List each line of the data that holds the word "Copy".

Listed entries -
++++++

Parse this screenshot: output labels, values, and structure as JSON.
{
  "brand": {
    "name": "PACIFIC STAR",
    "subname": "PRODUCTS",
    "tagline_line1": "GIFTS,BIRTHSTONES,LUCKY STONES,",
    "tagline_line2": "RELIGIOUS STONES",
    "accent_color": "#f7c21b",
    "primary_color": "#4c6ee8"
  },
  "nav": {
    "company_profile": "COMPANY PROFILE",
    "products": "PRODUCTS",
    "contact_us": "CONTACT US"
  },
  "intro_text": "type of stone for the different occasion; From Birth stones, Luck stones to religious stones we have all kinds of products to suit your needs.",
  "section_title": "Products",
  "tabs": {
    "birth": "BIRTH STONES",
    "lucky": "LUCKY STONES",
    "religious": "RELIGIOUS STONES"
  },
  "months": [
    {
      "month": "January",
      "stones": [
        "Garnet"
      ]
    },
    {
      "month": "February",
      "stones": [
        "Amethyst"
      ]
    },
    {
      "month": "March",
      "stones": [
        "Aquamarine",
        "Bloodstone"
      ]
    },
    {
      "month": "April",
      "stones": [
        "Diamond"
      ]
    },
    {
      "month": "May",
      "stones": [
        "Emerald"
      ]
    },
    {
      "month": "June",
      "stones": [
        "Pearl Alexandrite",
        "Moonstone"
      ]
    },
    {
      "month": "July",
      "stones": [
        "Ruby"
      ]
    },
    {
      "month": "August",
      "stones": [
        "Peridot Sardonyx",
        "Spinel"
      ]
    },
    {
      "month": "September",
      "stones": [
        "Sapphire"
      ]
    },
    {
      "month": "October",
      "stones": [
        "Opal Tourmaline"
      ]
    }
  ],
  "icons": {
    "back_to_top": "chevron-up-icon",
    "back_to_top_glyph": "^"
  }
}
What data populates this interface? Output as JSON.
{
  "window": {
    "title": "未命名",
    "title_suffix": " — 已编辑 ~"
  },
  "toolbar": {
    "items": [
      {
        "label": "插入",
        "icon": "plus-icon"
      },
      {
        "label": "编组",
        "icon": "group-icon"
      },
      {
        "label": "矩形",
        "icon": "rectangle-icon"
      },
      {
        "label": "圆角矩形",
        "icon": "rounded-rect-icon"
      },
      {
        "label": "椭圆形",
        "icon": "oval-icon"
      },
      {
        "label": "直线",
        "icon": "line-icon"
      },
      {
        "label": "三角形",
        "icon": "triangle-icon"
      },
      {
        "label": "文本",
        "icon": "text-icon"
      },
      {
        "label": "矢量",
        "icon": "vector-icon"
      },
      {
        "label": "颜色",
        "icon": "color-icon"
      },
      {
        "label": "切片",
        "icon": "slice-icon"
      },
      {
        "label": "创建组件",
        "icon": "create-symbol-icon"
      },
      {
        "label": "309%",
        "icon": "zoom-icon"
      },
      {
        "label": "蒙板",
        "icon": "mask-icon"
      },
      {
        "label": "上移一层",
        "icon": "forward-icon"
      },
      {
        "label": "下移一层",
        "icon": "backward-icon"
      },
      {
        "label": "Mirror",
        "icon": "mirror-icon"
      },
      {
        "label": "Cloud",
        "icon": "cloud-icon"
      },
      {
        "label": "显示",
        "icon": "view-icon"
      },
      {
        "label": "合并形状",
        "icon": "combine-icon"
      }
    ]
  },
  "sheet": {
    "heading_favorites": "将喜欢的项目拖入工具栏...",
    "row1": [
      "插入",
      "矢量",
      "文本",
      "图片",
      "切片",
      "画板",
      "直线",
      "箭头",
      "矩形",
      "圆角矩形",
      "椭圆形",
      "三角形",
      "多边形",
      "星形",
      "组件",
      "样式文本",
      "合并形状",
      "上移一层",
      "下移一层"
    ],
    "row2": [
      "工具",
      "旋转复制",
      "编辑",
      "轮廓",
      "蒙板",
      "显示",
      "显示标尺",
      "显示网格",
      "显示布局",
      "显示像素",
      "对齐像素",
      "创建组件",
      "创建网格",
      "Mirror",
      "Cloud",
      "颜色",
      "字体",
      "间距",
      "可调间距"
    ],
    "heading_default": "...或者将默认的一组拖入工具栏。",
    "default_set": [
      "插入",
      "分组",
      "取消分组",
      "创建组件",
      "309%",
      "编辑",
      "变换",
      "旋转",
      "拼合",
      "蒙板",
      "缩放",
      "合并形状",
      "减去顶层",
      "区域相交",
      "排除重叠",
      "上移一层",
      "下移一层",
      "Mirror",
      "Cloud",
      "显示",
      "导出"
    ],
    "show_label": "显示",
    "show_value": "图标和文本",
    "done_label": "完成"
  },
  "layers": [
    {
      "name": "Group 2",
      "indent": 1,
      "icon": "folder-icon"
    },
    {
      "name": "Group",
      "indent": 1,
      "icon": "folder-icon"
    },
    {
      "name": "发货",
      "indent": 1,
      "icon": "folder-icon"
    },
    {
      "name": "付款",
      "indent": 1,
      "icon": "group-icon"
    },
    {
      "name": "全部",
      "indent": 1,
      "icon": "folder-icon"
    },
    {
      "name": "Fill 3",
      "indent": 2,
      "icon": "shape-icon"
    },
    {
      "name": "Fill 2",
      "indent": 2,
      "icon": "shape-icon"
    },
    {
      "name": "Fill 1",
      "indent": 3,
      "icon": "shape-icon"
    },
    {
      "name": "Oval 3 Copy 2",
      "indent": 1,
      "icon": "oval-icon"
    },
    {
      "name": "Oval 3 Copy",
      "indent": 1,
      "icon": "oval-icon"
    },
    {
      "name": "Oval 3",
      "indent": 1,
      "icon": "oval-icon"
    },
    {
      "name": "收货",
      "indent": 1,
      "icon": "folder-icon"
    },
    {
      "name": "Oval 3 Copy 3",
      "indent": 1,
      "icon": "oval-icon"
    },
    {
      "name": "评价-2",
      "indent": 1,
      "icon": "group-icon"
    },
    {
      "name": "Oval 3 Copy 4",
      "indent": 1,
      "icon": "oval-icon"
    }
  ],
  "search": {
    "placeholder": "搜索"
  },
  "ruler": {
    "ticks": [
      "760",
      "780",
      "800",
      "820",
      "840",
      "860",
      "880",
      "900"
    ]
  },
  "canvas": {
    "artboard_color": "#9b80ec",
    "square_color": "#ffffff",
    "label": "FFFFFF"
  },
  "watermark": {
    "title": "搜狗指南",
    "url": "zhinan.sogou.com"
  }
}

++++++

Answer to this task -
      "name": "Oval 3 Copy 2",
      "name": "Oval 3 Copy",
      "name": "Oval 3 Copy 3",
      "name": "Oval 3 Copy 4",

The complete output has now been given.